• INSTRUCTIONS TO FOLLOW:
Everything in the records below should be printed exactly, except the pictures.

/---

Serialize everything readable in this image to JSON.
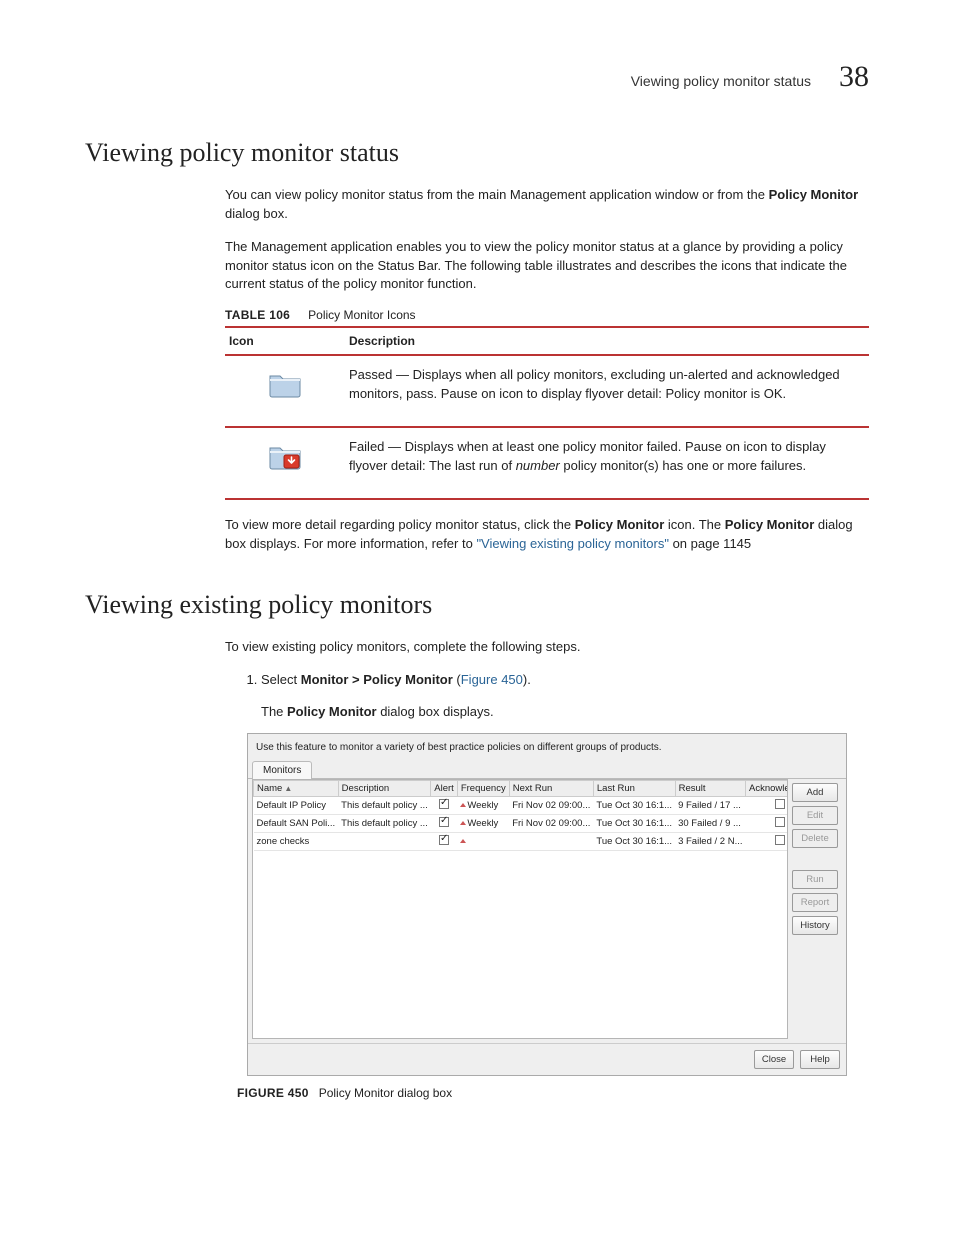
{
  "header": {
    "section_title": "Viewing policy monitor status",
    "page_number": "38"
  },
  "h1a": "Viewing policy monitor status",
  "p1": {
    "pre": "You can view policy monitor status from the main Management application window or from the ",
    "bold": "Policy Monitor",
    "post": " dialog box."
  },
  "p2": "The Management application enables you to view the policy monitor status at a glance by providing a policy monitor status icon on the Status Bar. The following table illustrates and describes the icons that indicate the current status of the policy monitor function.",
  "table106": {
    "caption_label": "TABLE 106",
    "caption_title": "Policy Monitor Icons",
    "head_icon": "Icon",
    "head_desc": "Description",
    "rows": [
      {
        "bold_lead": "Passed — Displays when all ",
        "mid": "policy monitors, excluding un-alerted and acknowledged monitors, pass. ",
        "tail": "Pause on icon to display flyover detail: Policy monitor is OK."
      },
      {
        "plain": "Failed — Displays when at least one policy monitor failed. Pause on icon to display flyover detail: The last run of ",
        "ital": "number",
        "tail2": " policy monitor(s) has one or more failures."
      }
    ]
  },
  "p3": {
    "a": "To view more detail regarding policy monitor status, click the ",
    "b": "Policy Monitor",
    "c": " icon. The ",
    "d": "Policy Monitor",
    "e": " dialog box displays. For more information, refer to ",
    "link": "\"Viewing existing policy monitors\"",
    "f": " on page 1145"
  },
  "h1b": "Viewing existing policy monitors",
  "p4": "To view existing policy monitors, complete the following steps.",
  "step1": {
    "a": "Select ",
    "b": "Monitor > Policy Monitor",
    "c": " (",
    "link": "Figure 450",
    "d": ")."
  },
  "sub1": {
    "a": "The ",
    "b": "Policy Monitor",
    "c": " dialog box displays."
  },
  "dialog": {
    "description": "Use this feature to monitor a variety of best practice policies on different groups of products.",
    "tab": "Monitors",
    "columns": [
      "Name",
      "Description",
      "Alert",
      "Frequency",
      "Next Run",
      "Last Run",
      "Result",
      "Acknowledged"
    ],
    "rows": [
      {
        "name": "Default IP Policy",
        "desc": "This default policy ...",
        "alert": true,
        "freq": "Weekly",
        "next": "Fri Nov 02 09:00...",
        "last": "Tue Oct 30 16:1...",
        "result": "9 Failed / 17 ...",
        "ack": false
      },
      {
        "name": "Default SAN Poli...",
        "desc": "This default policy ...",
        "alert": true,
        "freq": "Weekly",
        "next": "Fri Nov 02 09:00...",
        "last": "Tue Oct 30 16:1...",
        "result": "30 Failed / 9 ...",
        "ack": false
      },
      {
        "name": "zone checks",
        "desc": "",
        "alert": true,
        "freq": "",
        "next": "",
        "last": "Tue Oct 30 16:1...",
        "result": "3 Failed / 2 N...",
        "ack": false
      }
    ],
    "side_buttons": [
      {
        "label": "Add",
        "enabled": true
      },
      {
        "label": "Edit",
        "enabled": false
      },
      {
        "label": "Delete",
        "enabled": false
      },
      {
        "label": "Run",
        "enabled": false
      },
      {
        "label": "Report",
        "enabled": false
      },
      {
        "label": "History",
        "enabled": true
      }
    ],
    "footer_close": "Close",
    "footer_help": "Help"
  },
  "figure": {
    "label": "FIGURE 450",
    "title": "Policy Monitor dialog box"
  }
}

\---

• WRITTEN ANSWER:
Serialize everything readable in this image to JSON.
{
  "header": {
    "section_title": "Viewing policy monitor status",
    "page_number": "38"
  },
  "h1a": "Viewing policy monitor status",
  "p1": {
    "pre": "You can view policy monitor status from the main Management application window or from the ",
    "bold": "Policy Monitor",
    "post": " dialog box."
  },
  "p2": "The Management application enables you to view the policy monitor status at a glance by providing a policy monitor status icon on the Status Bar. The following table illustrates and describes the icons that indicate the current status of the policy monitor function.",
  "table106": {
    "caption_label": "TABLE 106",
    "caption_title": "Policy Monitor Icons",
    "head_icon": "Icon",
    "head_desc": "Description",
    "rows": [
      {
        "bold_lead": "Passed — Displays when all ",
        "mid": "policy monitors, excluding un-alerted and acknowledged monitors, pass. ",
        "tail": "Pause on icon to display flyover detail: Policy monitor is OK."
      },
      {
        "plain": "Failed — Displays when at least one policy monitor failed. Pause on icon to display flyover detail: The last run of ",
        "ital": "number",
        "tail2": " policy monitor(s) has one or more failures."
      }
    ]
  },
  "p3": {
    "a": "To view more detail regarding policy monitor status, click the ",
    "b": "Policy Monitor",
    "c": " icon. The ",
    "d": "Policy Monitor",
    "e": " dialog box displays. For more information, refer to ",
    "link": "\"Viewing existing policy monitors\"",
    "f": " on page 1145"
  },
  "h1b": "Viewing existing policy monitors",
  "p4": "To view existing policy monitors, complete the following steps.",
  "step1": {
    "a": "Select ",
    "b": "Monitor > Policy Monitor",
    "c": " (",
    "link": "Figure 450",
    "d": ")."
  },
  "sub1": {
    "a": "The ",
    "b": "Policy Monitor",
    "c": " dialog box displays."
  },
  "dialog": {
    "description": "Use this feature to monitor a variety of best practice policies on different groups of products.",
    "tab": "Monitors",
    "columns": [
      "Name",
      "Description",
      "Alert",
      "Frequency",
      "Next Run",
      "Last Run",
      "Result",
      "Acknowledged"
    ],
    "rows": [
      {
        "name": "Default IP Policy",
        "desc": "This default policy ...",
        "alert": true,
        "freq": "Weekly",
        "next": "Fri Nov 02 09:00...",
        "last": "Tue Oct 30 16:1...",
        "result": "9 Failed / 17 ...",
        "ack": false
      },
      {
        "name": "Default SAN Poli...",
        "desc": "This default policy ...",
        "alert": true,
        "freq": "Weekly",
        "next": "Fri Nov 02 09:00...",
        "last": "Tue Oct 30 16:1...",
        "result": "30 Failed / 9 ...",
        "ack": false
      },
      {
        "name": "zone checks",
        "desc": "",
        "alert": true,
        "freq": "",
        "next": "",
        "last": "Tue Oct 30 16:1...",
        "result": "3 Failed / 2 N...",
        "ack": false
      }
    ],
    "side_buttons": [
      {
        "label": "Add",
        "enabled": true
      },
      {
        "label": "Edit",
        "enabled": false
      },
      {
        "label": "Delete",
        "enabled": false
      },
      {
        "label": "Run",
        "enabled": false
      },
      {
        "label": "Report",
        "enabled": false
      },
      {
        "label": "History",
        "enabled": true
      }
    ],
    "footer_close": "Close",
    "footer_help": "Help"
  },
  "figure": {
    "label": "FIGURE 450",
    "title": "Policy Monitor dialog box"
  }
}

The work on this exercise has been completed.